#### Work instructions:
From the entries below, copy every line holding the word "heart".

####################

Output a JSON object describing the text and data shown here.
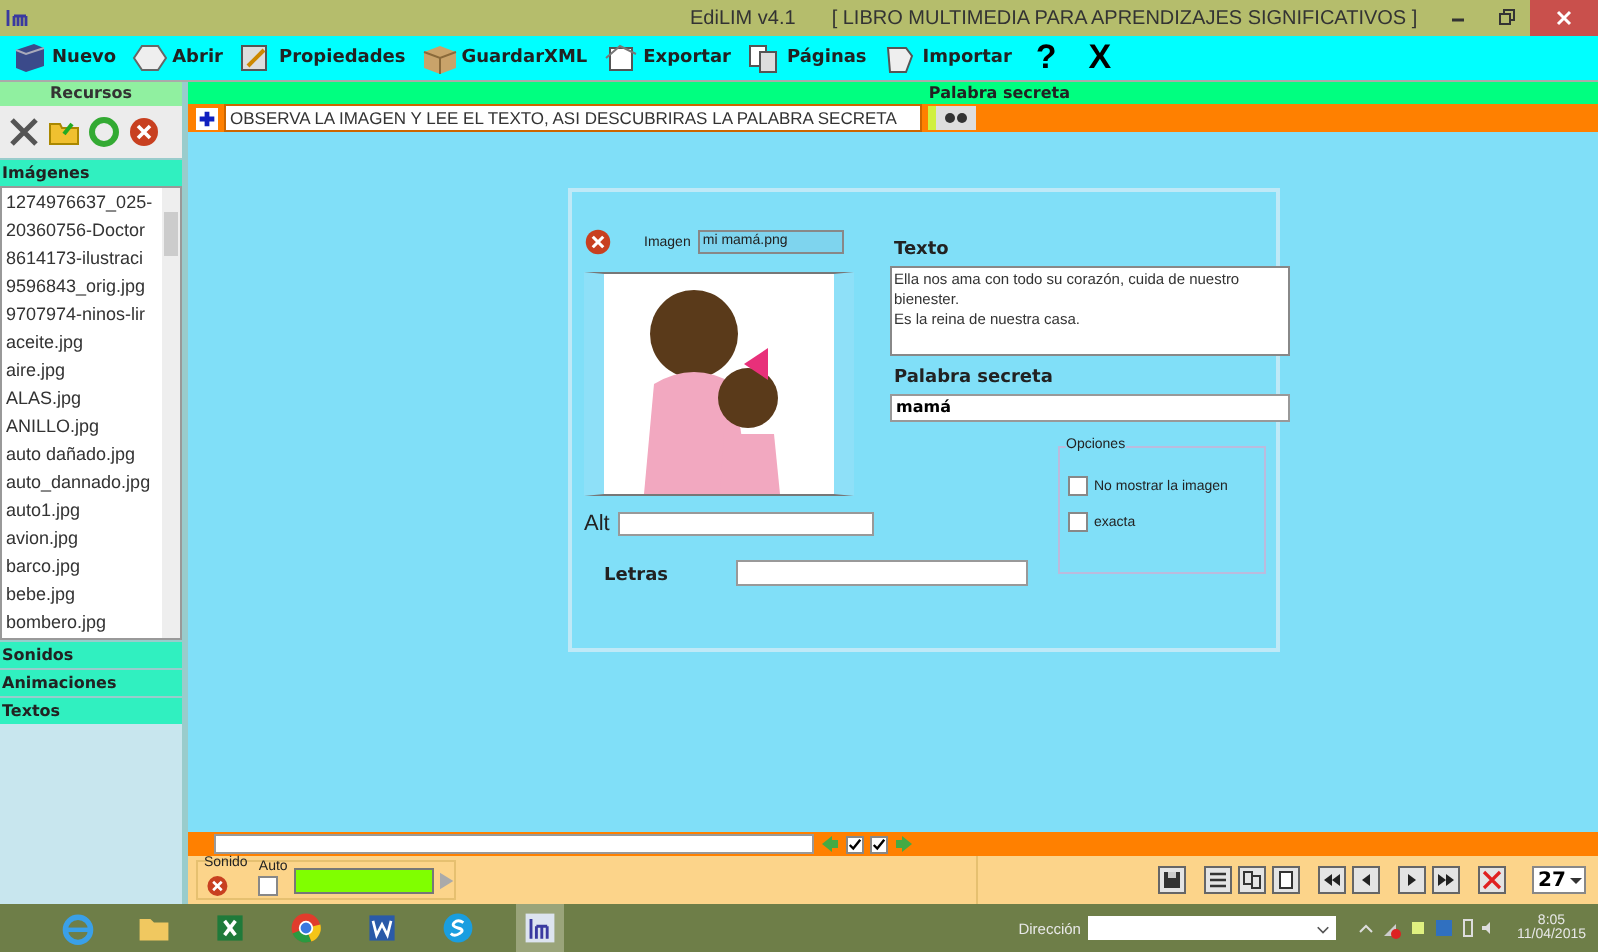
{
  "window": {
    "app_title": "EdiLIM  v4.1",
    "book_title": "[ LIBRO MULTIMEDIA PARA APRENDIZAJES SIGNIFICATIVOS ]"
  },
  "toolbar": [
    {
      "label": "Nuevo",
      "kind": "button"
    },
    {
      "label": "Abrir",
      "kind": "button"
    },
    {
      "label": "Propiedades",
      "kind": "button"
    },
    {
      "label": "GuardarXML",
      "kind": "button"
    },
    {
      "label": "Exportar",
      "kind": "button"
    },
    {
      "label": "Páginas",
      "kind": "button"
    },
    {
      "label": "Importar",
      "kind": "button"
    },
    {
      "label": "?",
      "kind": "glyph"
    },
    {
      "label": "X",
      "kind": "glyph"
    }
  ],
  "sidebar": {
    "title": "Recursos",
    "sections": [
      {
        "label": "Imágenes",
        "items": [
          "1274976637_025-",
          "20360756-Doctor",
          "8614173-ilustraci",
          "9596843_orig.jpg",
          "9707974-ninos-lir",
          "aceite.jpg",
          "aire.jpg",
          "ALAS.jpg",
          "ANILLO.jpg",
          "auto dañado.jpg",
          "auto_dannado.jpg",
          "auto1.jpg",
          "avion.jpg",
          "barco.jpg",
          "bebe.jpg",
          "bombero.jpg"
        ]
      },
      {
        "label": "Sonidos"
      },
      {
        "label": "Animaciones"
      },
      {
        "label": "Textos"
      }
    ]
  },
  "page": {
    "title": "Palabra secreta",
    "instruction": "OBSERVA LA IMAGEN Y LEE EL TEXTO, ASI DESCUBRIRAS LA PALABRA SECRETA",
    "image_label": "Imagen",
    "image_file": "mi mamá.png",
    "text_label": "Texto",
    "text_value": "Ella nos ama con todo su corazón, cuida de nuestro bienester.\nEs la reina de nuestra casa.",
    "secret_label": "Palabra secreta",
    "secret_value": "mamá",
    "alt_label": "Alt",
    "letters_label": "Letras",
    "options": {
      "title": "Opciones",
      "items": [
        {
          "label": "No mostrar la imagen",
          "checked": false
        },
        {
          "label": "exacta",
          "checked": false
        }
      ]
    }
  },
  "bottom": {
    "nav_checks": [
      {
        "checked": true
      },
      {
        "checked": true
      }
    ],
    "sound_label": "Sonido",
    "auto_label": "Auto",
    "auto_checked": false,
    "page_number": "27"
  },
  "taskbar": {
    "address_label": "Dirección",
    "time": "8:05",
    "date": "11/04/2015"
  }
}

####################

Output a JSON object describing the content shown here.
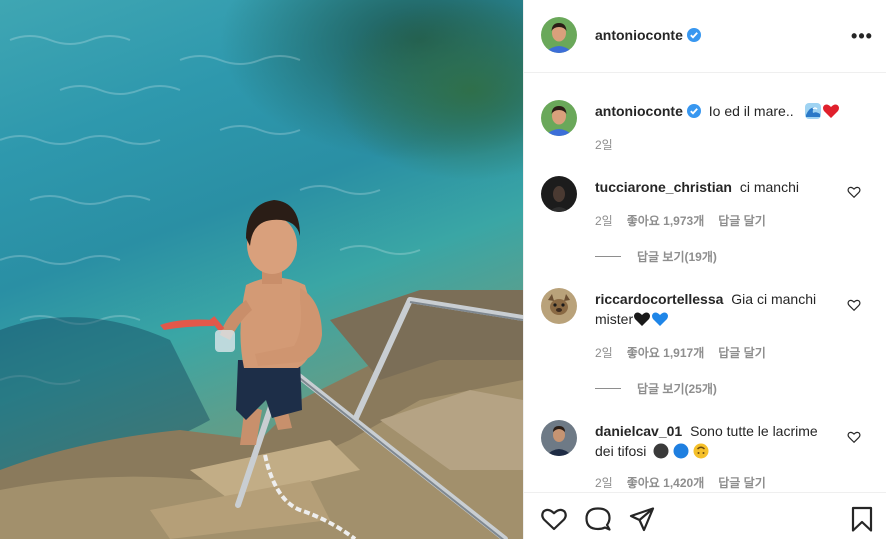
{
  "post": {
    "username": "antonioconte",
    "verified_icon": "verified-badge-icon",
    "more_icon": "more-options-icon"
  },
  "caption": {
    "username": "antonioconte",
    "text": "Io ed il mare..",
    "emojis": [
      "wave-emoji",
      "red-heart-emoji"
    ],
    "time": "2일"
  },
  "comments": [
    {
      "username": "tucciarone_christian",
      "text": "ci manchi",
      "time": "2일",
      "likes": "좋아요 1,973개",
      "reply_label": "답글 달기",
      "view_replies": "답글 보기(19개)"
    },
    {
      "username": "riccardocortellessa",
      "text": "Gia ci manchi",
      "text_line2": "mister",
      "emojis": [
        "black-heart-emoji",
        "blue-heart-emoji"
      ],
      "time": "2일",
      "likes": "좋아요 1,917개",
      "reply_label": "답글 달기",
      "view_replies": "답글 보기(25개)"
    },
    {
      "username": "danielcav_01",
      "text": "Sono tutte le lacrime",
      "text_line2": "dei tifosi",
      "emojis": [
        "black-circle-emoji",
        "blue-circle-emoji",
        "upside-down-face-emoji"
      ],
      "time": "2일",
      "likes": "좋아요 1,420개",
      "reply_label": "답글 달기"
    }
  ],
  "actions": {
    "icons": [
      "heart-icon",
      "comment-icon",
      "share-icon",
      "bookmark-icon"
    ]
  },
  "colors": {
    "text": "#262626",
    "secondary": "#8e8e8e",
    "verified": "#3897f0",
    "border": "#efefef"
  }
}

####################

#### Answer below:
      "red-heart-emoji"
        "black-heart-emoji",
        "blue-heart-emoji"
      "heart-icon",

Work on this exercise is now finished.